TASK. Apart from the pictures, every record here must be copied word for word.

═══ RECORDS FOR PROCESSING

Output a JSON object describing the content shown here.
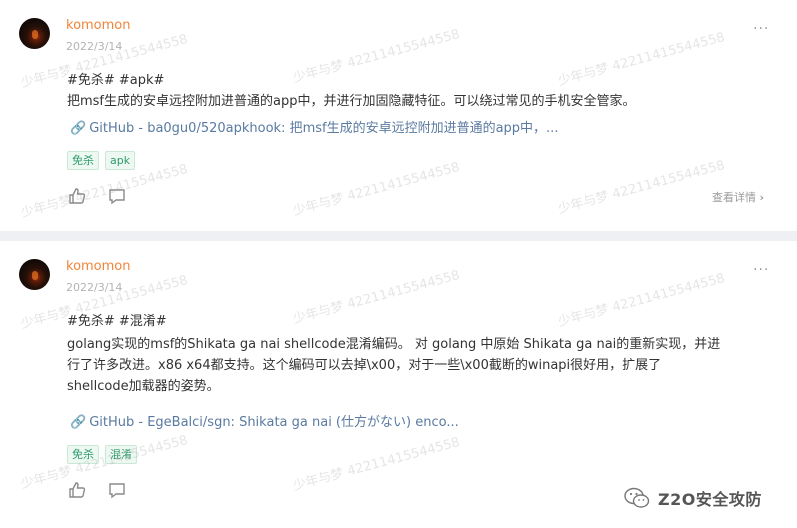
{
  "posts": [
    {
      "user": "komomon",
      "date": "2022/3/14",
      "more": "···",
      "tagline": "#免杀# #apk#",
      "body": "把msf生成的安卓远控附加进普通的app中，并进行加固隐藏特征。可以绕过常见的手机安全管家。",
      "link": "GitHub - ba0gu0/520apkhook: 把msf生成的安卓远控附加进普通的app中，...",
      "tags": [
        "免杀",
        "apk"
      ],
      "detail": "查看详情"
    },
    {
      "user": "komomon",
      "date": "2022/3/14",
      "more": "···",
      "tagline": "#免杀# #混淆#",
      "body_lines": [
        "golang实现的msf的Shikata ga nai shellcode混淆编码。 对 golang 中原始 Shikata ga nai的重新实现，并进",
        "行了许多改进。x86 x64都支持。这个编码可以去掉\\x00，对于一些\\x00截断的winapi很好用，扩展了",
        "shellcode加载器的姿势。"
      ],
      "link": "GitHub - EgeBalci/sgn: Shikata ga nai (仕方がない) enco...",
      "tags": [
        "免杀",
        "混淆"
      ]
    }
  ],
  "watermark": "少年与梦 42211415544558",
  "brand": "Z2O安全攻防",
  "icons": {
    "like": "thumbs-up-icon",
    "comment": "comment-icon",
    "more": "more-dots-icon",
    "link": "link-icon",
    "chevron": "chevron-right-icon",
    "brand": "wechat-icon"
  }
}
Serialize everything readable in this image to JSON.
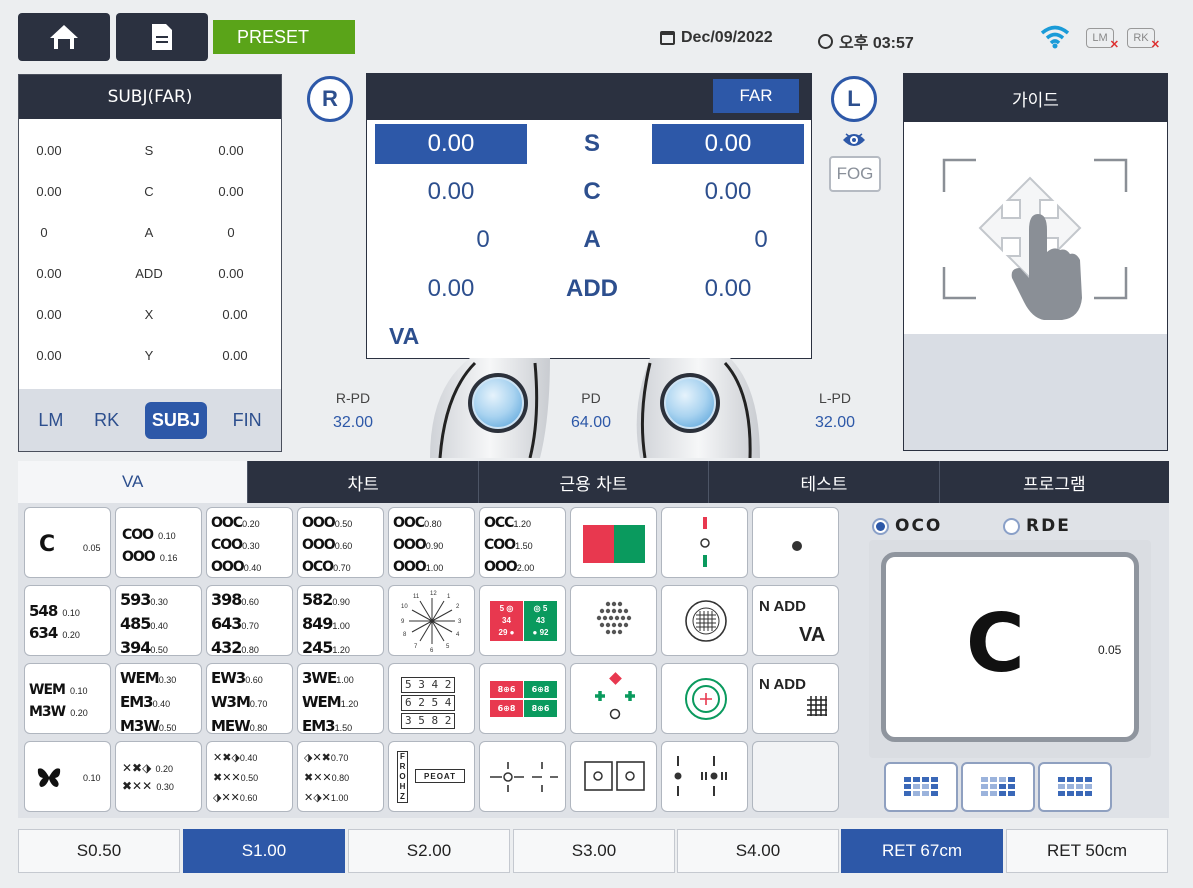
{
  "topbar": {
    "preset_label": "PRESET",
    "date": "Dec/09/2022",
    "time": "오후 03:57",
    "lm_badge": "LM",
    "rk_badge": "RK"
  },
  "subj_panel": {
    "title": "SUBJ(FAR)",
    "rows": [
      {
        "r": "0.00",
        "label": "S",
        "l": "0.00"
      },
      {
        "r": "0.00",
        "label": "C",
        "l": "0.00"
      },
      {
        "r": "0",
        "label": "A",
        "l": "0"
      },
      {
        "r": "0.00",
        "label": "ADD",
        "l": "0.00"
      },
      {
        "r": "0.00",
        "label": "X",
        "l": "0.00"
      },
      {
        "r": "0.00",
        "label": "Y",
        "l": "0.00"
      }
    ],
    "tabs": [
      "LM",
      "RK",
      "SUBJ",
      "FIN"
    ],
    "active_tab": "SUBJ"
  },
  "center": {
    "r_label": "R",
    "l_label": "L",
    "far_label": "FAR",
    "fog_label": "FOG",
    "rows": [
      {
        "r": "0.00",
        "label": "S",
        "l": "0.00",
        "highlight": true
      },
      {
        "r": "0.00",
        "label": "C",
        "l": "0.00",
        "highlight": false
      },
      {
        "r": "0",
        "label": "A",
        "l": "0",
        "highlight": false
      },
      {
        "r": "0.00",
        "label": "ADD",
        "l": "0.00",
        "highlight": false
      }
    ],
    "va_label": "VA"
  },
  "pd": {
    "r_label": "R-PD",
    "r_value": "32.00",
    "c_label": "PD",
    "c_value": "64.00",
    "l_label": "L-PD",
    "l_value": "32.00"
  },
  "guide": {
    "title": "가이드"
  },
  "tabs": [
    "VA",
    "차트",
    "근용 차트",
    "테스트",
    "프로그램"
  ],
  "active_tab": "VA",
  "charts": {
    "c1": {
      "sym": "C",
      "sub": "0.05"
    },
    "c2": [
      {
        "sym": "COO",
        "sub": "0.10"
      },
      {
        "sym": "OOO",
        "sub": "0.16"
      }
    ],
    "c3": [
      {
        "sym": "OOC",
        "sub": "0.20"
      },
      {
        "sym": "COO",
        "sub": "0.30"
      },
      {
        "sym": "OOO",
        "sub": "0.40"
      }
    ],
    "c4": [
      {
        "sym": "OOO",
        "sub": "0.50"
      },
      {
        "sym": "OOO",
        "sub": "0.60"
      },
      {
        "sym": "OCO",
        "sub": "0.70"
      }
    ],
    "c5": [
      {
        "sym": "OOC",
        "sub": "0.80"
      },
      {
        "sym": "OOO",
        "sub": "0.90"
      },
      {
        "sym": "OOO",
        "sub": "1.00"
      }
    ],
    "c6": [
      {
        "sym": "OCC",
        "sub": "1.20"
      },
      {
        "sym": "COO",
        "sub": "1.50"
      },
      {
        "sym": "OOO",
        "sub": "2.00"
      }
    ],
    "n1": [
      {
        "sym": "548",
        "sub": "0.10"
      },
      {
        "sym": "634",
        "sub": "0.20"
      }
    ],
    "n2": [
      {
        "sym": "593",
        "sub": "0.30"
      },
      {
        "sym": "485",
        "sub": "0.40"
      },
      {
        "sym": "394",
        "sub": "0.50"
      }
    ],
    "n3": [
      {
        "sym": "398",
        "sub": "0.60"
      },
      {
        "sym": "643",
        "sub": "0.70"
      },
      {
        "sym": "432",
        "sub": "0.80"
      }
    ],
    "n4": [
      {
        "sym": "582",
        "sub": "0.90"
      },
      {
        "sym": "849",
        "sub": "1.00"
      },
      {
        "sym": "245",
        "sub": "1.20"
      }
    ],
    "w1": [
      {
        "sym": "WEM",
        "sub": "0.10"
      },
      {
        "sym": "M3W",
        "sub": "0.20"
      }
    ],
    "w2": [
      {
        "sym": "WEM",
        "sub": "0.30"
      },
      {
        "sym": "EM3",
        "sub": "0.40"
      },
      {
        "sym": "M3W",
        "sub": "0.50"
      }
    ],
    "w3": [
      {
        "sym": "EW3",
        "sub": "0.60"
      },
      {
        "sym": "W3M",
        "sub": "0.70"
      },
      {
        "sym": "MEW",
        "sub": "0.80"
      }
    ],
    "w4": [
      {
        "sym": "3WE",
        "sub": "1.00"
      },
      {
        "sym": "WEM",
        "sub": "1.20"
      },
      {
        "sym": "EM3",
        "sub": "1.50"
      }
    ],
    "b1": {
      "sub": "0.10"
    },
    "b2": [
      {
        "sub": "0.20"
      },
      {
        "sub": "0.30"
      }
    ],
    "b3": [
      {
        "sub": "0.40"
      },
      {
        "sub": "0.50"
      },
      {
        "sub": "0.60"
      }
    ],
    "b4": [
      {
        "sub": "0.70"
      },
      {
        "sub": "0.80"
      },
      {
        "sub": "1.00"
      }
    ],
    "worth4_nums": {
      "a": "5",
      "b": "5",
      "c": "34",
      "d": "43",
      "e": "29",
      "f": "92"
    },
    "box_nums": [
      "5 3 4 2",
      "6 2 5 4",
      "3 5 8 2"
    ],
    "red_green_tags": [
      "8⊕6",
      "6⊕8",
      "6⊕8",
      "8⊕6"
    ],
    "near_va_label": "N ADD",
    "near_va_sub": "VA",
    "near_grid_label": "N ADD",
    "vertical_letters": "FROHZ",
    "word_label": "PEOAT"
  },
  "right": {
    "radio1": "OCO",
    "radio2": "RDE",
    "preview_sym": "C",
    "preview_sub": "0.05"
  },
  "bottom": [
    "S0.50",
    "S1.00",
    "S2.00",
    "S3.00",
    "S4.00",
    "RET 67cm",
    "RET 50cm"
  ],
  "colors": {
    "accent": "#2d58a8",
    "dark": "#2b3140",
    "preset": "#5aa419",
    "red": "#e8384f",
    "green": "#0a9a5e"
  }
}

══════

YOUR SOLUTION.
Output a JSON object describing the content shown here.
{
  "posts": [
    {
      "user": "komomon",
      "date": "2022/3/14",
      "more": "···",
      "tagline": "#免杀# #apk#",
      "body": "把msf生成的安卓远控附加进普通的app中，并进行加固隐藏特征。可以绕过常见的手机安全管家。",
      "link": "GitHub - ba0gu0/520apkhook: 把msf生成的安卓远控附加进普通的app中，...",
      "tags": [
        "免杀",
        "apk"
      ],
      "detail": "查看详情"
    },
    {
      "user": "komomon",
      "date": "2022/3/14",
      "more": "···",
      "tagline": "#免杀# #混淆#",
      "body_lines": [
        "golang实现的msf的Shikata ga nai shellcode混淆编码。 对 golang 中原始 Shikata ga nai的重新实现，并进",
        "行了许多改进。x86 x64都支持。这个编码可以去掉\\x00，对于一些\\x00截断的winapi很好用，扩展了",
        "shellcode加载器的姿势。"
      ],
      "link": "GitHub - EgeBalci/sgn: Shikata ga nai (仕方がない) enco...",
      "tags": [
        "免杀",
        "混淆"
      ]
    }
  ],
  "watermark": "少年与梦 42211415544558",
  "brand": "Z2O安全攻防",
  "icons": {
    "like": "thumbs-up-icon",
    "comment": "comment-icon",
    "more": "more-dots-icon",
    "link": "link-icon",
    "chevron": "chevron-right-icon",
    "brand": "wechat-icon"
  }
}
Serialize everything readable in this image to JSON.
{
  "topbar": {
    "preset_label": "PRESET",
    "date": "Dec/09/2022",
    "time": "오후 03:57",
    "lm_badge": "LM",
    "rk_badge": "RK"
  },
  "subj_panel": {
    "title": "SUBJ(FAR)",
    "rows": [
      {
        "r": "0.00",
        "label": "S",
        "l": "0.00"
      },
      {
        "r": "0.00",
        "label": "C",
        "l": "0.00"
      },
      {
        "r": "0",
        "label": "A",
        "l": "0"
      },
      {
        "r": "0.00",
        "label": "ADD",
        "l": "0.00"
      },
      {
        "r": "0.00",
        "label": "X",
        "l": "0.00"
      },
      {
        "r": "0.00",
        "label": "Y",
        "l": "0.00"
      }
    ],
    "tabs": [
      "LM",
      "RK",
      "SUBJ",
      "FIN"
    ],
    "active_tab": "SUBJ"
  },
  "center": {
    "r_label": "R",
    "l_label": "L",
    "far_label": "FAR",
    "fog_label": "FOG",
    "rows": [
      {
        "r": "0.00",
        "label": "S",
        "l": "0.00",
        "highlight": true
      },
      {
        "r": "0.00",
        "label": "C",
        "l": "0.00",
        "highlight": false
      },
      {
        "r": "0",
        "label": "A",
        "l": "0",
        "highlight": false
      },
      {
        "r": "0.00",
        "label": "ADD",
        "l": "0.00",
        "highlight": false
      }
    ],
    "va_label": "VA"
  },
  "pd": {
    "r_label": "R-PD",
    "r_value": "32.00",
    "c_label": "PD",
    "c_value": "64.00",
    "l_label": "L-PD",
    "l_value": "32.00"
  },
  "guide": {
    "title": "가이드"
  },
  "tabs": [
    "VA",
    "차트",
    "근용 차트",
    "테스트",
    "프로그램"
  ],
  "active_tab": "VA",
  "charts": {
    "c1": {
      "sym": "C",
      "sub": "0.05"
    },
    "c2": [
      {
        "sym": "COO",
        "sub": "0.10"
      },
      {
        "sym": "OOO",
        "sub": "0.16"
      }
    ],
    "c3": [
      {
        "sym": "OOC",
        "sub": "0.20"
      },
      {
        "sym": "COO",
        "sub": "0.30"
      },
      {
        "sym": "OOO",
        "sub": "0.40"
      }
    ],
    "c4": [
      {
        "sym": "OOO",
        "sub": "0.50"
      },
      {
        "sym": "OOO",
        "sub": "0.60"
      },
      {
        "sym": "OCO",
        "sub": "0.70"
      }
    ],
    "c5": [
      {
        "sym": "OOC",
        "sub": "0.80"
      },
      {
        "sym": "OOO",
        "sub": "0.90"
      },
      {
        "sym": "OOO",
        "sub": "1.00"
      }
    ],
    "c6": [
      {
        "sym": "OCC",
        "sub": "1.20"
      },
      {
        "sym": "COO",
        "sub": "1.50"
      },
      {
        "sym": "OOO",
        "sub": "2.00"
      }
    ],
    "n1": [
      {
        "sym": "548",
        "sub": "0.10"
      },
      {
        "sym": "634",
        "sub": "0.20"
      }
    ],
    "n2": [
      {
        "sym": "593",
        "sub": "0.30"
      },
      {
        "sym": "485",
        "sub": "0.40"
      },
      {
        "sym": "394",
        "sub": "0.50"
      }
    ],
    "n3": [
      {
        "sym": "398",
        "sub": "0.60"
      },
      {
        "sym": "643",
        "sub": "0.70"
      },
      {
        "sym": "432",
        "sub": "0.80"
      }
    ],
    "n4": [
      {
        "sym": "582",
        "sub": "0.90"
      },
      {
        "sym": "849",
        "sub": "1.00"
      },
      {
        "sym": "245",
        "sub": "1.20"
      }
    ],
    "w1": [
      {
        "sym": "WEM",
        "sub": "0.10"
      },
      {
        "sym": "M3W",
        "sub": "0.20"
      }
    ],
    "w2": [
      {
        "sym": "WEM",
        "sub": "0.30"
      },
      {
        "sym": "EM3",
        "sub": "0.40"
      },
      {
        "sym": "M3W",
        "sub": "0.50"
      }
    ],
    "w3": [
      {
        "sym": "EW3",
        "sub": "0.60"
      },
      {
        "sym": "W3M",
        "sub": "0.70"
      },
      {
        "sym": "MEW",
        "sub": "0.80"
      }
    ],
    "w4": [
      {
        "sym": "3WE",
        "sub": "1.00"
      },
      {
        "sym": "WEM",
        "sub": "1.20"
      },
      {
        "sym": "EM3",
        "sub": "1.50"
      }
    ],
    "b1": {
      "sub": "0.10"
    },
    "b2": [
      {
        "sub": "0.20"
      },
      {
        "sub": "0.30"
      }
    ],
    "b3": [
      {
        "sub": "0.40"
      },
      {
        "sub": "0.50"
      },
      {
        "sub": "0.60"
      }
    ],
    "b4": [
      {
        "sub": "0.70"
      },
      {
        "sub": "0.80"
      },
      {
        "sub": "1.00"
      }
    ],
    "worth4_nums": {
      "a": "5",
      "b": "5",
      "c": "34",
      "d": "43",
      "e": "29",
      "f": "92"
    },
    "box_nums": [
      "5 3 4 2",
      "6 2 5 4",
      "3 5 8 2"
    ],
    "red_green_tags": [
      "8⊕6",
      "6⊕8",
      "6⊕8",
      "8⊕6"
    ],
    "near_va_label": "N ADD",
    "near_va_sub": "VA",
    "near_grid_label": "N ADD",
    "vertical_letters": "FROHZ",
    "word_label": "PEOAT"
  },
  "right": {
    "radio1": "OCO",
    "radio2": "RDE",
    "preview_sym": "C",
    "preview_sub": "0.05"
  },
  "bottom": [
    "S0.50",
    "S1.00",
    "S2.00",
    "S3.00",
    "S4.00",
    "RET 67cm",
    "RET 50cm"
  ],
  "colors": {
    "accent": "#2d58a8",
    "dark": "#2b3140",
    "preset": "#5aa419",
    "red": "#e8384f",
    "green": "#0a9a5e"
  }
}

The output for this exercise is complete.